- **Task goal**
Search each line below for the word "JSON" and list those that contain it.

- **Entries supplied**
▬▬▬▬▬▬▬▬▬▬
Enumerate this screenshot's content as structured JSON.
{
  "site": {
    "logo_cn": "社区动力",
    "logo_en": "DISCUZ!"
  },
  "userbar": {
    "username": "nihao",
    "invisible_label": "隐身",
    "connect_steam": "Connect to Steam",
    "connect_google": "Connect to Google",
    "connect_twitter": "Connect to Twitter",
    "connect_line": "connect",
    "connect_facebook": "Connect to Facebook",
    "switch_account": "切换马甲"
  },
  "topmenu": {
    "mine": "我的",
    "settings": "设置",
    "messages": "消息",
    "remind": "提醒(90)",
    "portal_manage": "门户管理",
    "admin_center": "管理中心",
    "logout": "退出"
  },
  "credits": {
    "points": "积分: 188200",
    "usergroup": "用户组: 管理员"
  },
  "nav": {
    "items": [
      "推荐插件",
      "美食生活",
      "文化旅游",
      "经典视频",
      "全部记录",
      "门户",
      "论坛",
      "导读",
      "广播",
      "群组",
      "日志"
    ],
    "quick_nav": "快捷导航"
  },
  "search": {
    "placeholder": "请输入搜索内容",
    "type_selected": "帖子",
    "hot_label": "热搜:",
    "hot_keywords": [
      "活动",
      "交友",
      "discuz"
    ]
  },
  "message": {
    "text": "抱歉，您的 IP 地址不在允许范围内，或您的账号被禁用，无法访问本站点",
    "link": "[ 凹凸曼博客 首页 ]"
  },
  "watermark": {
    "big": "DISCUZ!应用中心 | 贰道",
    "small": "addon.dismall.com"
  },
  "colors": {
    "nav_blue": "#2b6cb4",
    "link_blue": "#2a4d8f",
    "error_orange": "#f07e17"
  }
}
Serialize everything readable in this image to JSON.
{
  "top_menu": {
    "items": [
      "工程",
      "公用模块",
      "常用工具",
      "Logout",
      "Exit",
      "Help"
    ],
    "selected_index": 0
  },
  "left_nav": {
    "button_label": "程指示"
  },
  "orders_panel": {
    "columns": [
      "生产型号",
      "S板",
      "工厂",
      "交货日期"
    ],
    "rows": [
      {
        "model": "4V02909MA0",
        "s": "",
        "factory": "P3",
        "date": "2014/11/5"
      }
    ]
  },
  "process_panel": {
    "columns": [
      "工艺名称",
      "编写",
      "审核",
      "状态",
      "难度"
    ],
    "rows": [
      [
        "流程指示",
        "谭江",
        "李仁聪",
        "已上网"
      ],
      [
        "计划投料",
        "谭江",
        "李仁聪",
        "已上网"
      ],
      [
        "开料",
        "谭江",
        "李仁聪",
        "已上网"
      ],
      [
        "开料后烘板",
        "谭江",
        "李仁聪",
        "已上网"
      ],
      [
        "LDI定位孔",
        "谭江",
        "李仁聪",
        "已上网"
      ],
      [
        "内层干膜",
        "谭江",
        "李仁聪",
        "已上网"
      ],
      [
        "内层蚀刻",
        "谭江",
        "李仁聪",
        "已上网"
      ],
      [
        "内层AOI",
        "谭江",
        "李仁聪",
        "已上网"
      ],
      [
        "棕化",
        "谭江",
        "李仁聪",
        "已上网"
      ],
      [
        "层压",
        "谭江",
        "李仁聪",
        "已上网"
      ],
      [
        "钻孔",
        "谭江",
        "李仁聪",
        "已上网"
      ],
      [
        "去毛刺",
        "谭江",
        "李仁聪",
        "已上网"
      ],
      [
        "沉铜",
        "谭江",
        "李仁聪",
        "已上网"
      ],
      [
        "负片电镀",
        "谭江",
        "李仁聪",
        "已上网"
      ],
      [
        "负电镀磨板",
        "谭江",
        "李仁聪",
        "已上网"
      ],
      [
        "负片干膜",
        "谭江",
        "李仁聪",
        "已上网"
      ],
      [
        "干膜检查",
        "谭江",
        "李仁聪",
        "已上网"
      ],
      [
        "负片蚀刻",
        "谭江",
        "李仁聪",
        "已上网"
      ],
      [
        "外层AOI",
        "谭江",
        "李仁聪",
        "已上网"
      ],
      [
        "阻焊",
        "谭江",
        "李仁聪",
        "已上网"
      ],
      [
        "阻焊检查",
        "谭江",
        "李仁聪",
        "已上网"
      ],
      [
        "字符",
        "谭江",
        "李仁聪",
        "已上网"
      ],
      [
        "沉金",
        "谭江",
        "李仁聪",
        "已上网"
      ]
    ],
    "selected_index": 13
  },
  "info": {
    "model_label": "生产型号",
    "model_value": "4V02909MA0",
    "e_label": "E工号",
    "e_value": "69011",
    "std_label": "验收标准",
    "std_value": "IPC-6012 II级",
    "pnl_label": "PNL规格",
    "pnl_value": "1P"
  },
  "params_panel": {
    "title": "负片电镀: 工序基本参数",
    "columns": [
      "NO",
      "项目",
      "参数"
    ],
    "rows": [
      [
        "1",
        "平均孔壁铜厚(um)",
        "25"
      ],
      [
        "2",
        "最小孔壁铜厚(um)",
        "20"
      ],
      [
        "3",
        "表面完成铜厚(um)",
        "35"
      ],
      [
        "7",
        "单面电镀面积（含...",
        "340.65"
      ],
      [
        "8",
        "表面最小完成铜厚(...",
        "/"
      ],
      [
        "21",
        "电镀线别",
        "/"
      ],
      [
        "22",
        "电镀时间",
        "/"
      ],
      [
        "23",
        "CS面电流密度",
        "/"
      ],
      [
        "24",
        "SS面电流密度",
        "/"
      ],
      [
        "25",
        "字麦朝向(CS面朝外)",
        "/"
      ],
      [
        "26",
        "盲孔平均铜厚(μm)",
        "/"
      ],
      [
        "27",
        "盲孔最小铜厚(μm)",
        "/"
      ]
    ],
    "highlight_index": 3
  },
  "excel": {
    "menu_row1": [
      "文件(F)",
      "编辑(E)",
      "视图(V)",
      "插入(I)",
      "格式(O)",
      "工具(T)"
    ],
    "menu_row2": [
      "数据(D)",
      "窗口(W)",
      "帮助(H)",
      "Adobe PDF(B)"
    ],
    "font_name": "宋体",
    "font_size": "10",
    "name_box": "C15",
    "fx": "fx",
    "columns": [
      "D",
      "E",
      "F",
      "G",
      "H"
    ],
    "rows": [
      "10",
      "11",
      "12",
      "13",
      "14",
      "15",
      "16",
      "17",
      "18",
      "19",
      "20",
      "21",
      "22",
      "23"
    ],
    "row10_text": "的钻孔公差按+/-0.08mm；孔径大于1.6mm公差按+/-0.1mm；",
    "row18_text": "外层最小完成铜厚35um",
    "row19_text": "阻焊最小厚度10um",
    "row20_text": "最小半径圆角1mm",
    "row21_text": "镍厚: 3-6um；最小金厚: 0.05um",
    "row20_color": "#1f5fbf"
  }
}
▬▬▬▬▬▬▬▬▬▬
- **Task response**
Enumerate this screenshot's content as structured JSON.
Serialize everything readable in this image to JSON.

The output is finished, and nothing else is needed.